Flutter is a framework that allows developers to create native mobile and desktop apps with one codebase. It uses a unified, stateless widget architecture to produce stunning UIs. It also has a number of features that enhance time-to-market and app refinement.
Its most critical feature is hot reload, which enables changes to be made in real-time and shown in the app (often within milliseconds). This is a significant advantage over other development tools, especially when working with designers and testers who can change UI components quickly.
Another key feature is Dart, which has a fast development cycle with hot reload (it can be enabled by executing flutter run in debug mode). It provides a highly flexible syntax and is supported by IDEs that are built on the same engine, providing consistency across platforms. Dart’s runtimes and compilers provide a JIT-based fast development cycle, and an Ahead-of-Time compiler produces efficient ARM code for production deployment.
At the heart of flutter is the flutter engine, which runs your Dart code on your device to render the UI. The engine implements a platform’s API and interfaces with the underlying operating system to access services like rendering surfaces, accessibility, and input.
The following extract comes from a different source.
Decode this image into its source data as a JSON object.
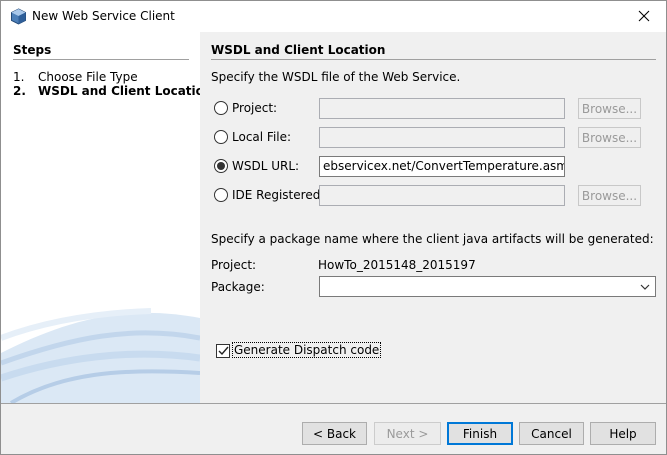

The engine also exposes an emulator for rapid emulation of the target platform, making it easy to test apps in an emulator or on a physical device before they’re released to the App Store or Google Play Store.